With the recent shake-up of NCAA conferences, we can hopefully expect similar changes in EA’s newest NCAA football game. EA Sports conducted five community events this past winter in an effort to make a more user-pleasing experience, and some of their changes are pretty impressive.
In what is sure to be a fan-pleaser, more extensive team traditions have been added to the majority of the teams. The one we saw, for the Florida State Seminoles, featured a Native American charging across the field on a war horse with a spear and throwing it dramatically into center field. In larger BCS bowls, the field is draped in an American flag during the national anthem and the Blue Angels do a flyover. We can likely expect many more additions for other teams. Sure, they don’t impact the gameplay on the field, but they add to the atmosphere, and that’s a huge part of the college experience.
Following the awesome success of the Road to the Heisman career mode, NCAA Football 12 features a “Coaching Carrousel,” which is a similar progression, but for a coach instead of a player. You begin your career as either an offensive or a defensive coordinator and work your way through the ranks; switching teams and jobs when advantageous. This is destined to create some unique dynamics in which coaches will have to face situations like being stuck with a crappy team in a solid conference in order to advance their career.

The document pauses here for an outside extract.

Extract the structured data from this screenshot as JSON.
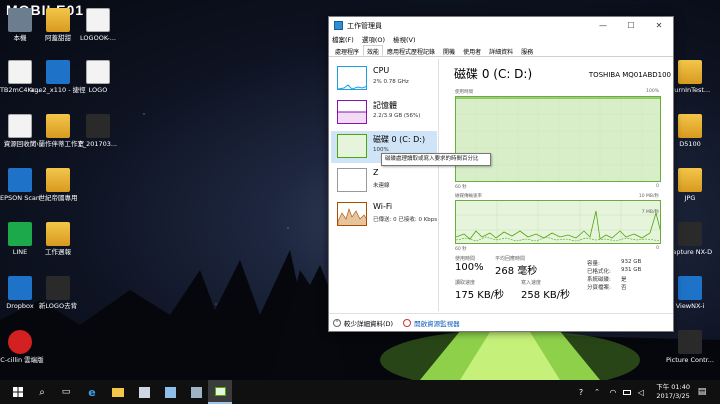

In an effort to increase realism, EA has incorporated a number of features that blur the lines separating reality and games. NCAA Football 12 now has a sun that moves across the sky throughout the game, affecting shadows and how easy it is to see both players and the ball. Further, both uniforms and helmets degrade throughout the game depending on weather conditions and contact.
Along with extensive community research, the team behind NCAA Football 12 traveled to a number of stadiums to record the true sound intensity at each. Now instead of a 60,000 person stadium sounding like a 30,000 person stadium doubled; it actually sounds like a 60,000 person stadium (yes, there is a difference between those two scenarios, apparently). All of these changes seem to be a marked effort to break the tradition of simply repackaging old sports games with a new superstar on the cover. Here’s hoping it works.
Jun 15, 2011